* _THE TASK_: Check every line of the entries below for the word "this", and copy the ones that have it.

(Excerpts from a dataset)
*-*-*
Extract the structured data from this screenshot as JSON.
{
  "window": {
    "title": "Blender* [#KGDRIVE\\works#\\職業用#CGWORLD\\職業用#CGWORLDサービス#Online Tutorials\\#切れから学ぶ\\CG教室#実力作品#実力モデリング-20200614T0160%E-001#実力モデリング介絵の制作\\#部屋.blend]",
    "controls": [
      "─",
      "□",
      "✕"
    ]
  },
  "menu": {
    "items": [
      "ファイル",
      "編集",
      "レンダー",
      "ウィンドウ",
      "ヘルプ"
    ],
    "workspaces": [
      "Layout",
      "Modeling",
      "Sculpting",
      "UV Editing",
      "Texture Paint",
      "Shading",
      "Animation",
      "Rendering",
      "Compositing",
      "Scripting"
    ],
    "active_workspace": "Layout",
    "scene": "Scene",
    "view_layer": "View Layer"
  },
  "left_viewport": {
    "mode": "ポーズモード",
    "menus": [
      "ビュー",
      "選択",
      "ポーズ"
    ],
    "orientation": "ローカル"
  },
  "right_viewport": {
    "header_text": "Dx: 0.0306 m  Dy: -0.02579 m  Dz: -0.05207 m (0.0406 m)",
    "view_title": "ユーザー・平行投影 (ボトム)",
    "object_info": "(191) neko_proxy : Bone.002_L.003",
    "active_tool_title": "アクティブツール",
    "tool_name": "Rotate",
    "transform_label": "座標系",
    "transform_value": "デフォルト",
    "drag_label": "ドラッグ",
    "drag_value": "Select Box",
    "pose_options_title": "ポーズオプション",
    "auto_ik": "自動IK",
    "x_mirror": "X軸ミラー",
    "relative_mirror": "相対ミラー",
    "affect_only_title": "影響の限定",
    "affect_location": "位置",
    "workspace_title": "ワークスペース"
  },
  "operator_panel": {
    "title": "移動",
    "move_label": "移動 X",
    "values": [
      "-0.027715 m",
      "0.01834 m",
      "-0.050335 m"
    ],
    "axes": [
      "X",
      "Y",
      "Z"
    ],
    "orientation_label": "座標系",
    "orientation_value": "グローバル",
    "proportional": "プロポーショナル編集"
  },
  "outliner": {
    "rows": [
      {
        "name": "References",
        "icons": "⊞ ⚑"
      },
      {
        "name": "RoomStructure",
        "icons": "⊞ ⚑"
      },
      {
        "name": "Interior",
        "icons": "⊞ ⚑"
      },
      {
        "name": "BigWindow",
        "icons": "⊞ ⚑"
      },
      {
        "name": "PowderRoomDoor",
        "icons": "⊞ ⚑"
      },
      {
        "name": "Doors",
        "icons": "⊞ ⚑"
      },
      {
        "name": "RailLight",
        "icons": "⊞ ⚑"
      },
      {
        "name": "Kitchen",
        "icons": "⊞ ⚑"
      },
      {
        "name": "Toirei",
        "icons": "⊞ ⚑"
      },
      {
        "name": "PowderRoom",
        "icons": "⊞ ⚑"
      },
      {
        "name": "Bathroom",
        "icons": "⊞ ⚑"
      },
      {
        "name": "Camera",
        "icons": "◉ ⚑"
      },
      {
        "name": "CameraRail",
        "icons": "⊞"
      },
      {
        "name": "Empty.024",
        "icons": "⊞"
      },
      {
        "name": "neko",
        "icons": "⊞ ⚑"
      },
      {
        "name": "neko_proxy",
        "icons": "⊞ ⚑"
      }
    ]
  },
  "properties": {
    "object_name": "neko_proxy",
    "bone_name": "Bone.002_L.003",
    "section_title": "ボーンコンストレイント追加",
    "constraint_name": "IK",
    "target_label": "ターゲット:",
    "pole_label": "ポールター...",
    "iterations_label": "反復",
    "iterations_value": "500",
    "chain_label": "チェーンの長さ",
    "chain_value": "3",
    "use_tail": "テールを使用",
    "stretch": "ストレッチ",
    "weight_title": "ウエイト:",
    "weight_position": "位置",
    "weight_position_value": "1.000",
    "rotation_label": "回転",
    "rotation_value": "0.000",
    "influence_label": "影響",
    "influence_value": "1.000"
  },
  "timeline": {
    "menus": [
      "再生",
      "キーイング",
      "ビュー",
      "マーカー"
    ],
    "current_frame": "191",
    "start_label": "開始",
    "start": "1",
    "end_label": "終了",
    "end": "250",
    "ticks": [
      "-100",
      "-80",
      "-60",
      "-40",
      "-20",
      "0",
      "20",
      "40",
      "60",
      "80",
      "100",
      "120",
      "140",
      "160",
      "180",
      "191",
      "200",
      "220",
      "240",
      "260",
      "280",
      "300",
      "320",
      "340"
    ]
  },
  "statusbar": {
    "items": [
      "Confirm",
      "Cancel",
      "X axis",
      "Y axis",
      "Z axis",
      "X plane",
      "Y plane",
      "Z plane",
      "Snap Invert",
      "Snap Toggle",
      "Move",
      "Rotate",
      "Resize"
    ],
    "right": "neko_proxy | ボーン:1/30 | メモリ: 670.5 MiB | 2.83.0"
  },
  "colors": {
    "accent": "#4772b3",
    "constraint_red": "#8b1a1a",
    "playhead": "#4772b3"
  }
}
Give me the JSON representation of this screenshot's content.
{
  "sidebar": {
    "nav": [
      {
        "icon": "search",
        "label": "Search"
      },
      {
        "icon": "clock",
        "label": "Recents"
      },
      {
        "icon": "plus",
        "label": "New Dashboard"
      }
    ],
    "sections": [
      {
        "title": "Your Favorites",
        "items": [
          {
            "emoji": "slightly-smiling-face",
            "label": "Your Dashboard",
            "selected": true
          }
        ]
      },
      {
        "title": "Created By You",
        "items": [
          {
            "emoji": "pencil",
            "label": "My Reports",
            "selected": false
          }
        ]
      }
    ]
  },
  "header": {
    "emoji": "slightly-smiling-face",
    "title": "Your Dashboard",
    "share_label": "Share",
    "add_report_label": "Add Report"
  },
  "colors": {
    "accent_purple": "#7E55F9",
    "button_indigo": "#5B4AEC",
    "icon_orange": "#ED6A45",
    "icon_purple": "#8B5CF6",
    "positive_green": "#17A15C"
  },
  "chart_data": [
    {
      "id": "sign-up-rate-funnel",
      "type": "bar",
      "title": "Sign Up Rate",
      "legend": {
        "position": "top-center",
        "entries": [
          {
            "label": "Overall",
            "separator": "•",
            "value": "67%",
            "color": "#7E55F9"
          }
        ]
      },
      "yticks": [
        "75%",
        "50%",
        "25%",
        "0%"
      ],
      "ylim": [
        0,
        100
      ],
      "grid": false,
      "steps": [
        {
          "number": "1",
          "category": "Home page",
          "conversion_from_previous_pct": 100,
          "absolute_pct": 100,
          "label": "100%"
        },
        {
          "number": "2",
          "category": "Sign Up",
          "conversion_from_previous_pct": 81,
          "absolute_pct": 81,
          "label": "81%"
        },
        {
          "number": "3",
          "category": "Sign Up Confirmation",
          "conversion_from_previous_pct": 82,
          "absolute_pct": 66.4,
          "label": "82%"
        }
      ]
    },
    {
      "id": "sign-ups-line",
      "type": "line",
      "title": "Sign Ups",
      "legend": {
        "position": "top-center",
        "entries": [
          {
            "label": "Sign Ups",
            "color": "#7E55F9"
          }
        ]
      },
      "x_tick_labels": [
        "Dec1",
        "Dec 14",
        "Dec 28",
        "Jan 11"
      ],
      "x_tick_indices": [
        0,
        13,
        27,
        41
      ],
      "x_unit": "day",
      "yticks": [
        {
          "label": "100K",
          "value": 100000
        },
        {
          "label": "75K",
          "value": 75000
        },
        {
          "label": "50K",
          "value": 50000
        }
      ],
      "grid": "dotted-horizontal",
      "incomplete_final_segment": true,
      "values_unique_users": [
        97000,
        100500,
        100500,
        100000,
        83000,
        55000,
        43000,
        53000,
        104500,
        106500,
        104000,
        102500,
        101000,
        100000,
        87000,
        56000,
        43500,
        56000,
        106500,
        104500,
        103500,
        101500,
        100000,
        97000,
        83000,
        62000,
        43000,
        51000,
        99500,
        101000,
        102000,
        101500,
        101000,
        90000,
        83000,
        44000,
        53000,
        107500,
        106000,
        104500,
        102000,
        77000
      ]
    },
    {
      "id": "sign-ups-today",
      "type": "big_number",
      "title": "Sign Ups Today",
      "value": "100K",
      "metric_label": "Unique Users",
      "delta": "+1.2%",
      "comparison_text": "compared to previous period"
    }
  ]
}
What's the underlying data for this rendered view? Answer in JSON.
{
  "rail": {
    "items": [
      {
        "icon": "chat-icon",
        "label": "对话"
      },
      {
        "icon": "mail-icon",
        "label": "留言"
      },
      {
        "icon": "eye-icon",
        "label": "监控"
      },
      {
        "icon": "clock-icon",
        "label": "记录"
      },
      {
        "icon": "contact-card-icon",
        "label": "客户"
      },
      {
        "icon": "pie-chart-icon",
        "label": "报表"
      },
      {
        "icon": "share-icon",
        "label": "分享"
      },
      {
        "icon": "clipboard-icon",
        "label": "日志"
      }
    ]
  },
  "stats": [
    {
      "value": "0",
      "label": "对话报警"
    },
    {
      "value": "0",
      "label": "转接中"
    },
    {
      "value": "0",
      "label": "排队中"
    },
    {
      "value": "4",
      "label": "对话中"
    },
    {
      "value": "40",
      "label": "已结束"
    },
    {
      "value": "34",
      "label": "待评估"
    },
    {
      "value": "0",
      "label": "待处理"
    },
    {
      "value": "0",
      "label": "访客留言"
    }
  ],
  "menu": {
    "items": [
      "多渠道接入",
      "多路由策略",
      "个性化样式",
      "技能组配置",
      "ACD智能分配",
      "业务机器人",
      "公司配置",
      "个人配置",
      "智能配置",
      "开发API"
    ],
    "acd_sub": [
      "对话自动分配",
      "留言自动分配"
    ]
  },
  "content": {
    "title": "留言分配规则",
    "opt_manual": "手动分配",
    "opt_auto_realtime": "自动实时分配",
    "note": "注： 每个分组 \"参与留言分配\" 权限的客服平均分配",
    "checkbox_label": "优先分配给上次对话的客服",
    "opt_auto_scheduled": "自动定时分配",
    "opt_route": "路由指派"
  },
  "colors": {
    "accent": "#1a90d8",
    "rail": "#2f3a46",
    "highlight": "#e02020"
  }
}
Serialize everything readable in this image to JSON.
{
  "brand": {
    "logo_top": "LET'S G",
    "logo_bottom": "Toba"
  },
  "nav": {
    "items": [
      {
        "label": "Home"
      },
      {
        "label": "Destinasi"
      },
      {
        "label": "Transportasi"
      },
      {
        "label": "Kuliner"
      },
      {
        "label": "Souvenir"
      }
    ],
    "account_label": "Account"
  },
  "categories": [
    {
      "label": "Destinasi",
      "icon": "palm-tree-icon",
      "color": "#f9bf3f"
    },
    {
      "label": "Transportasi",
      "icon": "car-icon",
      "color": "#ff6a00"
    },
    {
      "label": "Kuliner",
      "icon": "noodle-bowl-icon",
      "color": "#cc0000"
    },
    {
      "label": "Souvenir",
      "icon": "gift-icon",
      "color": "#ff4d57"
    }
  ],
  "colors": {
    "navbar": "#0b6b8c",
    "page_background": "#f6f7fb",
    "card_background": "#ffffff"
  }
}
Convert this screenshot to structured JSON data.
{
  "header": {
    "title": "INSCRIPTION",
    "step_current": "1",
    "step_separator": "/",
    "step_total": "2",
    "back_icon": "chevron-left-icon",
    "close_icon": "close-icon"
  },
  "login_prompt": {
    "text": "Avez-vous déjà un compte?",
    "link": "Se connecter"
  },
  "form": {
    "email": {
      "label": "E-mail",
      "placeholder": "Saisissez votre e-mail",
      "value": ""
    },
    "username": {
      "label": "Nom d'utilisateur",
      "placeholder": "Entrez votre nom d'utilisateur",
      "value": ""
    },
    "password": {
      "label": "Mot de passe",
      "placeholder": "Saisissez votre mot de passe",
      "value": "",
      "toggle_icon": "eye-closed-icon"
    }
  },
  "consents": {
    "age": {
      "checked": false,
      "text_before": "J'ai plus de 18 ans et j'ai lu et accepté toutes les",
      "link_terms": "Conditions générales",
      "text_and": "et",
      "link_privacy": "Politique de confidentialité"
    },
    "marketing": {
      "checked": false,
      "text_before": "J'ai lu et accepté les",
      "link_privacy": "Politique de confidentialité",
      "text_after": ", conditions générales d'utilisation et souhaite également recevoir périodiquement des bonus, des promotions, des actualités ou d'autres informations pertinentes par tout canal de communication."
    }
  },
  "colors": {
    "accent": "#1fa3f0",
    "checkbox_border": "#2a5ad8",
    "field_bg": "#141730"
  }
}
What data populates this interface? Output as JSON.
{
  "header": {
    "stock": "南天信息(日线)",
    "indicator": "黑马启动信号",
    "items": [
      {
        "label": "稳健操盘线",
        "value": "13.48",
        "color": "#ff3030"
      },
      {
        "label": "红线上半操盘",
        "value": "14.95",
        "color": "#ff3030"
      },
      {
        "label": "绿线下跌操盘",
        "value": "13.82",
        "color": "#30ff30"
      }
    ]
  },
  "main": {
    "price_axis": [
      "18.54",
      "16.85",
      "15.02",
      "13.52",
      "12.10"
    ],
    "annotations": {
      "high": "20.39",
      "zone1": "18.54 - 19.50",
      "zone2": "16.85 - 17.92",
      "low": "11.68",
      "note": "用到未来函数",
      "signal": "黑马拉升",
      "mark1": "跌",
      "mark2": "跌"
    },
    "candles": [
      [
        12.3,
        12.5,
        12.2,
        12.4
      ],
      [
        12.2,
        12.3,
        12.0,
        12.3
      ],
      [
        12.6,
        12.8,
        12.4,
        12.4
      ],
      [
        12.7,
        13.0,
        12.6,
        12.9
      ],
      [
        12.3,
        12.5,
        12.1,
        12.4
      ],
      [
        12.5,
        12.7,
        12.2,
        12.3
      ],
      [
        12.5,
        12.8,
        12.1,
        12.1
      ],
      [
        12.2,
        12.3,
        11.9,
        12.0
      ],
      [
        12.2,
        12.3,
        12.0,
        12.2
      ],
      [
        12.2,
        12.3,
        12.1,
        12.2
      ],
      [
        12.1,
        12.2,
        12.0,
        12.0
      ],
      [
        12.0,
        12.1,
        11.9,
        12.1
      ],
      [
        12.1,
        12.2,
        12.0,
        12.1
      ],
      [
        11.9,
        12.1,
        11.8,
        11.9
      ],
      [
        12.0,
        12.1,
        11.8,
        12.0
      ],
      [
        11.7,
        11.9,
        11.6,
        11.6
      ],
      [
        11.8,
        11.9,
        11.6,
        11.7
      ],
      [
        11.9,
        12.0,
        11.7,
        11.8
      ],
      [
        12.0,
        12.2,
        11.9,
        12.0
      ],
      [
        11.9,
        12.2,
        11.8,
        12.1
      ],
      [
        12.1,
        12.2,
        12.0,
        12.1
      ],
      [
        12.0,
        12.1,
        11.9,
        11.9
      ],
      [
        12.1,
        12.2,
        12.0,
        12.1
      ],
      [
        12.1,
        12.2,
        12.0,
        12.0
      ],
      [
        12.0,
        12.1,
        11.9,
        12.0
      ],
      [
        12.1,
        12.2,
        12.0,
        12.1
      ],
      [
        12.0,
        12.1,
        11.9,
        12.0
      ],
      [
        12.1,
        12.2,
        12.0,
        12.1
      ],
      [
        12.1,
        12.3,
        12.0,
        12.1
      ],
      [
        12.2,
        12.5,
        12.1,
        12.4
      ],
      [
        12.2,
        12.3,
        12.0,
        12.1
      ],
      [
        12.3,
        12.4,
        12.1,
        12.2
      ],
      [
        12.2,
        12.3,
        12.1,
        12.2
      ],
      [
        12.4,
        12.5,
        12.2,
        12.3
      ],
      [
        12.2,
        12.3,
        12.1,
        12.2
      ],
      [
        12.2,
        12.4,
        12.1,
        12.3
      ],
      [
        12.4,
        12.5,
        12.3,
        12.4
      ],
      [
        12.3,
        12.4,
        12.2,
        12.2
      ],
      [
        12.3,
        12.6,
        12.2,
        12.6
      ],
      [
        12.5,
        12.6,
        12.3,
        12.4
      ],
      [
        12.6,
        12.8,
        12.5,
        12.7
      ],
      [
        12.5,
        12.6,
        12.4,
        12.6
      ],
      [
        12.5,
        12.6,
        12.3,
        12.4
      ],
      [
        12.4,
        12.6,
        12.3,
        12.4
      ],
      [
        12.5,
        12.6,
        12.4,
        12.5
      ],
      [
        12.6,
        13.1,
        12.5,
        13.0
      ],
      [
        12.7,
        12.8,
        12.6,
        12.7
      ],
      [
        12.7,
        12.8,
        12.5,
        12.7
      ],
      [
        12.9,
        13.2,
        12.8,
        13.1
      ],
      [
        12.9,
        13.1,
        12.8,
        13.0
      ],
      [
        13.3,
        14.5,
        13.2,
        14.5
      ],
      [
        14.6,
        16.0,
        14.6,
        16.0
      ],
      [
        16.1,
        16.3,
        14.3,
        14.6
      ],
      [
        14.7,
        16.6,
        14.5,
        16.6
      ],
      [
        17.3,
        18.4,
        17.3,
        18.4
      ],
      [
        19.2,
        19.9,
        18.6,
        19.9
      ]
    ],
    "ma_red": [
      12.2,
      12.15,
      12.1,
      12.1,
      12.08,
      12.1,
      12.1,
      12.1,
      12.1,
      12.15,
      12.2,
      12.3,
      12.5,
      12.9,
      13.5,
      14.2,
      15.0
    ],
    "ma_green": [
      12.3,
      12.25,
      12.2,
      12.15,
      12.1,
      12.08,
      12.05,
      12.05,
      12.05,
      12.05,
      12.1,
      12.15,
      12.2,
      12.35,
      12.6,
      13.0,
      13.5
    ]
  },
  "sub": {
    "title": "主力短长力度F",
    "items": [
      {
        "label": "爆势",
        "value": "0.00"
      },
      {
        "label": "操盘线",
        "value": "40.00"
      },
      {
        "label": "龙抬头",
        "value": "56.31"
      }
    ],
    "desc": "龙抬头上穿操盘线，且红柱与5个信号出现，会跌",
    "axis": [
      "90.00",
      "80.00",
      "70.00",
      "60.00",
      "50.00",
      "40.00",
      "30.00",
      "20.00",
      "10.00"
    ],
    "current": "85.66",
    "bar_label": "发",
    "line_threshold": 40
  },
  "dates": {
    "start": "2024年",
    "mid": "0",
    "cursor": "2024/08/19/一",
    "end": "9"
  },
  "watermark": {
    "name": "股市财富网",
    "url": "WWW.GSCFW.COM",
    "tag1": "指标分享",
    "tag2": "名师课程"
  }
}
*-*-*
* _TASK RESPONSE_:
Extract the structured data from this screenshot as JSON.
Give me the JSON representation of this screenshot's content.
What's the underlying data for this rendered view? Answer in JSON.
Serialize everything readable in this image to JSON.
Convert this screenshot to structured JSON data.
What data populates this interface? Output as JSON.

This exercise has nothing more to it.